[PROVIDED RECORDS]:
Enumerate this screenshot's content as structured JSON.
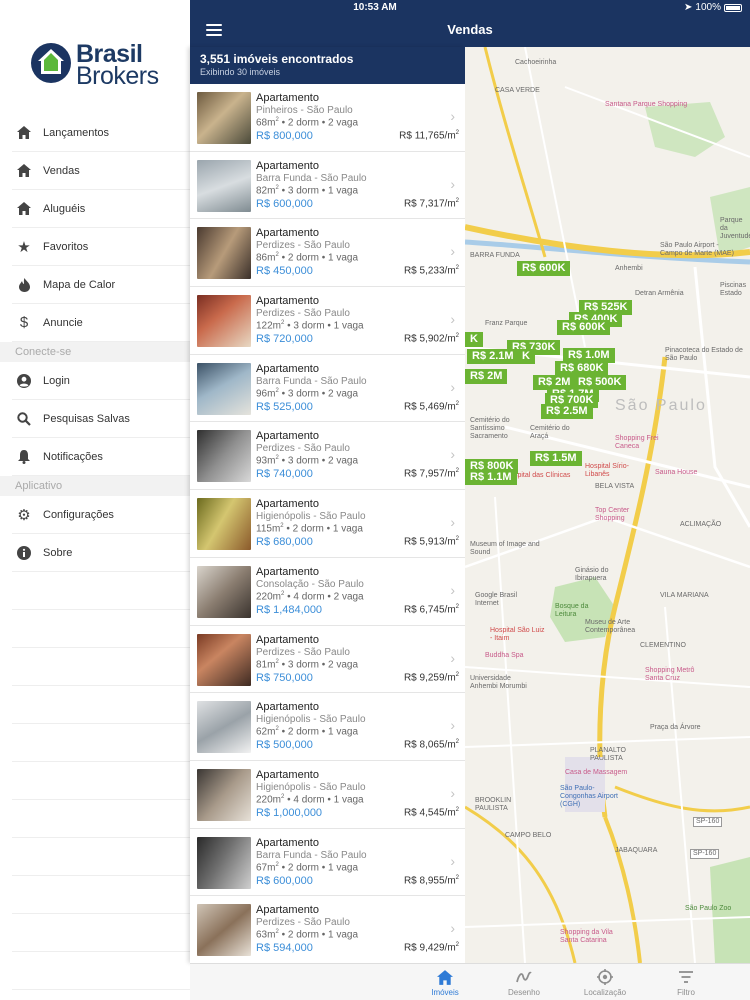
{
  "status": {
    "time": "10:53 AM",
    "battery": "100%"
  },
  "brand": {
    "line1": "Brasil",
    "line2": "Brokers"
  },
  "menu": {
    "items_top": [
      {
        "label": "Lançamentos",
        "icon": "home-icon"
      },
      {
        "label": "Vendas",
        "icon": "home-icon"
      },
      {
        "label": "Aluguéis",
        "icon": "home-icon"
      },
      {
        "label": "Favoritos",
        "icon": "star-icon"
      },
      {
        "label": "Mapa de Calor",
        "icon": "flame-icon"
      },
      {
        "label": "Anuncie",
        "icon": "dollar-icon"
      }
    ],
    "section_connect": "Conecte-se",
    "items_connect": [
      {
        "label": "Login",
        "icon": "user-icon"
      },
      {
        "label": "Pesquisas Salvas",
        "icon": "search-icon"
      },
      {
        "label": "Notificações",
        "icon": "bell-icon"
      }
    ],
    "section_app": "Aplicativo",
    "items_app": [
      {
        "label": "Configurações",
        "icon": "gear-icon"
      },
      {
        "label": "Sobre",
        "icon": "info-icon"
      }
    ]
  },
  "navbar": {
    "title": "Vendas"
  },
  "summary": {
    "count": "3,551 imóveis encontrados",
    "showing": "Exibindo 30 imóveis"
  },
  "listings": [
    {
      "type": "Apartamento",
      "location": "Pinheiros - São Paulo",
      "area": "68m",
      "specs": " • 2 dorm • 2 vaga",
      "price": "R$ 800,000",
      "ppm": "R$ 11,765/m"
    },
    {
      "type": "Apartamento",
      "location": "Barra Funda - São Paulo",
      "area": "82m",
      "specs": " • 3 dorm • 1 vaga",
      "price": "R$ 600,000",
      "ppm": "R$ 7,317/m"
    },
    {
      "type": "Apartamento",
      "location": "Perdizes - São Paulo",
      "area": "86m",
      "specs": " • 2 dorm • 1 vaga",
      "price": "R$ 450,000",
      "ppm": "R$ 5,233/m"
    },
    {
      "type": "Apartamento",
      "location": "Perdizes - São Paulo",
      "area": "122m",
      "specs": " • 3 dorm • 1 vaga",
      "price": "R$ 720,000",
      "ppm": "R$ 5,902/m"
    },
    {
      "type": "Apartamento",
      "location": "Barra Funda - São Paulo",
      "area": "96m",
      "specs": " • 3 dorm • 2 vaga",
      "price": "R$ 525,000",
      "ppm": "R$ 5,469/m"
    },
    {
      "type": "Apartamento",
      "location": "Perdizes - São Paulo",
      "area": "93m",
      "specs": " • 3 dorm • 2 vaga",
      "price": "R$ 740,000",
      "ppm": "R$ 7,957/m"
    },
    {
      "type": "Apartamento",
      "location": "Higienópolis - São Paulo",
      "area": "115m",
      "specs": " • 2 dorm • 1 vaga",
      "price": "R$ 680,000",
      "ppm": "R$ 5,913/m"
    },
    {
      "type": "Apartamento",
      "location": "Consolação - São Paulo",
      "area": "220m",
      "specs": " • 4 dorm • 2 vaga",
      "price": "R$ 1,484,000",
      "ppm": "R$ 6,745/m"
    },
    {
      "type": "Apartamento",
      "location": "Perdizes - São Paulo",
      "area": "81m",
      "specs": " • 3 dorm • 2 vaga",
      "price": "R$ 750,000",
      "ppm": "R$ 9,259/m"
    },
    {
      "type": "Apartamento",
      "location": "Higienópolis - São Paulo",
      "area": "62m",
      "specs": " • 2 dorm • 1 vaga",
      "price": "R$ 500,000",
      "ppm": "R$ 8,065/m"
    },
    {
      "type": "Apartamento",
      "location": "Higienópolis - São Paulo",
      "area": "220m",
      "specs": " • 4 dorm • 1 vaga",
      "price": "R$ 1,000,000",
      "ppm": "R$ 4,545/m"
    },
    {
      "type": "Apartamento",
      "location": "Barra Funda - São Paulo",
      "area": "67m",
      "specs": " • 2 dorm • 1 vaga",
      "price": "R$ 600,000",
      "ppm": "R$ 8,955/m"
    },
    {
      "type": "Apartamento",
      "location": "Perdizes - São Paulo",
      "area": "63m",
      "specs": " • 2 dorm • 1 vaga",
      "price": "R$ 594,000",
      "ppm": "R$ 9,429/m"
    }
  ],
  "map": {
    "labels": [
      "CASA VERDE",
      "Cachoeirinha",
      "Santana Parque Shopping",
      "BARRA FUNDA",
      "Anhembi",
      "São Paulo Airport - Campo de Marte (MAE)",
      "Parque da Juventude",
      "Detran Armênia",
      "Piscinas Estado",
      "Franz Parque",
      "São Paulo",
      "Pinacoteca do Estado de São Paulo",
      "Cemitério do Santíssimo Sacramento",
      "Cemitério do Araçá",
      "Shopping Frei Caneca",
      "Hospital Sírio-Libanês",
      "Hospital das Clínicas",
      "BELA VISTA",
      "Sauna House",
      "Top Center Shopping",
      "ACLIMAÇÃO",
      "Museum of Image and Sound",
      "Ginásio do Ibirapuera",
      "Google Brasil Internet",
      "Bosque da Leitura",
      "Museu de Arte Contemporânea",
      "VILA MARIANA",
      "Hospital São Luiz - Itaim",
      "Buddha Spa",
      "CLEMENTINO",
      "Universidade Anhembi Morumbi",
      "Shopping Metrô Santa Cruz",
      "Praça da Árvore",
      "PLANALTO PAULISTA",
      "Casa de Massagem",
      "São Paulo-Congonhas Airport (CGH)",
      "BROOKLIN PAULISTA",
      "CAMPO BELO",
      "JABAQUARA",
      "SP-160",
      "São Paulo Zoo",
      "Shopping da Vila Santa Catarina"
    ],
    "prices": [
      "R$ 600K",
      "R$ 525K",
      "R$ 400K",
      "R$ 600K",
      "R$ 730K",
      "R$ 2.1M",
      "R$ 1.0M",
      "R$ 680K",
      "R$ 2M",
      "R$ 2M",
      "R$ 500K",
      "R$ 1.7M",
      "R$ 700K",
      "R$ 2.5M",
      "R$ 1.5M",
      "R$ 800K",
      "R$ 1.1M",
      "K",
      "K"
    ]
  },
  "tabs": [
    {
      "label": "Imóveis",
      "icon": "home-icon",
      "active": true
    },
    {
      "label": "Desenho",
      "icon": "draw-icon",
      "active": false
    },
    {
      "label": "Localização",
      "icon": "location-icon",
      "active": false
    },
    {
      "label": "Filtro",
      "icon": "filter-icon",
      "active": false
    }
  ],
  "colors": {
    "navy": "#1b3461",
    "price_blue": "#3c8ed8",
    "pill_green": "#6bb433"
  }
}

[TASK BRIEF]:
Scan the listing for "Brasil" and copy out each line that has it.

[PROBLEM SOLUTION]:
    "line1": "Brasil",
      "Google Brasil Internet",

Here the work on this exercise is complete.